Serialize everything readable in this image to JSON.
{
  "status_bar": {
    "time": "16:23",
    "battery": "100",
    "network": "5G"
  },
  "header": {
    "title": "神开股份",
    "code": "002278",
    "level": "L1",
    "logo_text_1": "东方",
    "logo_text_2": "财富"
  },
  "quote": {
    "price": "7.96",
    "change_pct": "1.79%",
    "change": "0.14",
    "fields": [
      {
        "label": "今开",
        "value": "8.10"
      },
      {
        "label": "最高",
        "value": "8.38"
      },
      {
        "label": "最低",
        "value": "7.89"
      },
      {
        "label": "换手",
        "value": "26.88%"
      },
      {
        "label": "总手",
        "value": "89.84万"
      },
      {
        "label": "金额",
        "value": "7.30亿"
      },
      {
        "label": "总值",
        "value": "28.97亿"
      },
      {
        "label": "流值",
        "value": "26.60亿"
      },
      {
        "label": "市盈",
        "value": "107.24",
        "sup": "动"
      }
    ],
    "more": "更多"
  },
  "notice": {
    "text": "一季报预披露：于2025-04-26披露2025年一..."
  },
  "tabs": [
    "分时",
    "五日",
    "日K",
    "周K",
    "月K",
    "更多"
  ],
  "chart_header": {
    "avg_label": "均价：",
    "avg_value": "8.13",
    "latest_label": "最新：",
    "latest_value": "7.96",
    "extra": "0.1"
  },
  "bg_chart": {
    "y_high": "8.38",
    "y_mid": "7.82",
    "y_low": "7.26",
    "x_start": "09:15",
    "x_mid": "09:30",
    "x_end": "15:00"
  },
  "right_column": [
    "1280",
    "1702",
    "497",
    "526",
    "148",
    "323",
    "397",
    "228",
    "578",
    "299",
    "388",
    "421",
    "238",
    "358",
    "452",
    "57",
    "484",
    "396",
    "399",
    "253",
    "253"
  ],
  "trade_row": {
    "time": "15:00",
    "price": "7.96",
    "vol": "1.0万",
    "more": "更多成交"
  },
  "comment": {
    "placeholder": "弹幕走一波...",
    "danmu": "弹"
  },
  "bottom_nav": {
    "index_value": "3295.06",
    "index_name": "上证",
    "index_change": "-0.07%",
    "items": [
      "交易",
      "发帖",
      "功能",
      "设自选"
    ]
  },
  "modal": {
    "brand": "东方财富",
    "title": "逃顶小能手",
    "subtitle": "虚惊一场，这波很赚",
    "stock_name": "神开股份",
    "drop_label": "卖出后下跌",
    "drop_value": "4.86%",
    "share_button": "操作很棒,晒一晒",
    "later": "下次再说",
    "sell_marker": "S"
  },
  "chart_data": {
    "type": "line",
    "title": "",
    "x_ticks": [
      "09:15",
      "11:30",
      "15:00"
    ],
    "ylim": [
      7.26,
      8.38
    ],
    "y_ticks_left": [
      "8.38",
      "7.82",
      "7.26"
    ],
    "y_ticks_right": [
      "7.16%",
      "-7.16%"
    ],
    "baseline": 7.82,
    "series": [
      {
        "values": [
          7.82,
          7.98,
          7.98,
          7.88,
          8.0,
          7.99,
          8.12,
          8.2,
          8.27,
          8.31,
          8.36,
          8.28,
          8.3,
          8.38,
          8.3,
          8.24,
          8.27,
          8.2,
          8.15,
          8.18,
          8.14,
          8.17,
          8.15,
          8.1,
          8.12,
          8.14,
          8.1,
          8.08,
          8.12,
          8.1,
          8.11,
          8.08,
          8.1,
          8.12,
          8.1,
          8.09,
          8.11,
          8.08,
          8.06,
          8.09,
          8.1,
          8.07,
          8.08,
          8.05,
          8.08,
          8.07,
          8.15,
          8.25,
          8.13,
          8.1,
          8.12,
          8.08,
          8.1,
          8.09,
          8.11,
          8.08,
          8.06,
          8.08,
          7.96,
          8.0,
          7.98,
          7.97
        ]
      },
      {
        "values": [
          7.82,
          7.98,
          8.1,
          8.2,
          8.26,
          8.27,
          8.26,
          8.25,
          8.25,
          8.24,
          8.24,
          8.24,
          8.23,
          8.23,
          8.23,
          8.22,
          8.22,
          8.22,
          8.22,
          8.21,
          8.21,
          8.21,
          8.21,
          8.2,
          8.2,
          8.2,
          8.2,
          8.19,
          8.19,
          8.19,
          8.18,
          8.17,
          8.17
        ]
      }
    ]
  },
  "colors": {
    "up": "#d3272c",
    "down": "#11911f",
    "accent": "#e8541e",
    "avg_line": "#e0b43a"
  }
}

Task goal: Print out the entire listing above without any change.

Output below:
Serialize everything readable in this image to JSON.
{
  "status_bar": {
    "time": "16:23",
    "battery": "100",
    "network": "5G"
  },
  "header": {
    "title": "神开股份",
    "code": "002278",
    "level": "L1",
    "logo_text_1": "东方",
    "logo_text_2": "财富"
  },
  "quote": {
    "price": "7.96",
    "change_pct": "1.79%",
    "change": "0.14",
    "fields": [
      {
        "label": "今开",
        "value": "8.10"
      },
      {
        "label": "最高",
        "value": "8.38"
      },
      {
        "label": "最低",
        "value": "7.89"
      },
      {
        "label": "换手",
        "value": "26.88%"
      },
      {
        "label": "总手",
        "value": "89.84万"
      },
      {
        "label": "金额",
        "value": "7.30亿"
      },
      {
        "label": "总值",
        "value": "28.97亿"
      },
      {
        "label": "流值",
        "value": "26.60亿"
      },
      {
        "label": "市盈",
        "value": "107.24",
        "sup": "动"
      }
    ],
    "more": "更多"
  },
  "notice": {
    "text": "一季报预披露：于2025-04-26披露2025年一..."
  },
  "tabs": [
    "分时",
    "五日",
    "日K",
    "周K",
    "月K",
    "更多"
  ],
  "chart_header": {
    "avg_label": "均价：",
    "avg_value": "8.13",
    "latest_label": "最新：",
    "latest_value": "7.96",
    "extra": "0.1"
  },
  "bg_chart": {
    "y_high": "8.38",
    "y_mid": "7.82",
    "y_low": "7.26",
    "x_start": "09:15",
    "x_mid": "09:30",
    "x_end": "15:00"
  },
  "right_column": [
    "1280",
    "1702",
    "497",
    "526",
    "148",
    "323",
    "397",
    "228",
    "578",
    "299",
    "388",
    "421",
    "238",
    "358",
    "452",
    "57",
    "484",
    "396",
    "399",
    "253",
    "253"
  ],
  "trade_row": {
    "time": "15:00",
    "price": "7.96",
    "vol": "1.0万",
    "more": "更多成交"
  },
  "comment": {
    "placeholder": "弹幕走一波...",
    "danmu": "弹"
  },
  "bottom_nav": {
    "index_value": "3295.06",
    "index_name": "上证",
    "index_change": "-0.07%",
    "items": [
      "交易",
      "发帖",
      "功能",
      "设自选"
    ]
  },
  "modal": {
    "brand": "东方财富",
    "title": "逃顶小能手",
    "subtitle": "虚惊一场，这波很赚",
    "stock_name": "神开股份",
    "drop_label": "卖出后下跌",
    "drop_value": "4.86%",
    "share_button": "操作很棒,晒一晒",
    "later": "下次再说",
    "sell_marker": "S"
  },
  "chart_data": {
    "type": "line",
    "title": "",
    "x_ticks": [
      "09:15",
      "11:30",
      "15:00"
    ],
    "ylim": [
      7.26,
      8.38
    ],
    "y_ticks_left": [
      "8.38",
      "7.82",
      "7.26"
    ],
    "y_ticks_right": [
      "7.16%",
      "-7.16%"
    ],
    "baseline": 7.82,
    "series": [
      {
        "values": [
          7.82,
          7.98,
          7.98,
          7.88,
          8.0,
          7.99,
          8.12,
          8.2,
          8.27,
          8.31,
          8.36,
          8.28,
          8.3,
          8.38,
          8.3,
          8.24,
          8.27,
          8.2,
          8.15,
          8.18,
          8.14,
          8.17,
          8.15,
          8.1,
          8.12,
          8.14,
          8.1,
          8.08,
          8.12,
          8.1,
          8.11,
          8.08,
          8.1,
          8.12,
          8.1,
          8.09,
          8.11,
          8.08,
          8.06,
          8.09,
          8.1,
          8.07,
          8.08,
          8.05,
          8.08,
          8.07,
          8.15,
          8.25,
          8.13,
          8.1,
          8.12,
          8.08,
          8.1,
          8.09,
          8.11,
          8.08,
          8.06,
          8.08,
          7.96,
          8.0,
          7.98,
          7.97
        ]
      },
      {
        "values": [
          7.82,
          7.98,
          8.1,
          8.2,
          8.26,
          8.27,
          8.26,
          8.25,
          8.25,
          8.24,
          8.24,
          8.24,
          8.23,
          8.23,
          8.23,
          8.22,
          8.22,
          8.22,
          8.22,
          8.21,
          8.21,
          8.21,
          8.21,
          8.2,
          8.2,
          8.2,
          8.2,
          8.19,
          8.19,
          8.19,
          8.18,
          8.17,
          8.17
        ]
      }
    ]
  },
  "colors": {
    "up": "#d3272c",
    "down": "#11911f",
    "accent": "#e8541e",
    "avg_line": "#e0b43a"
  }
}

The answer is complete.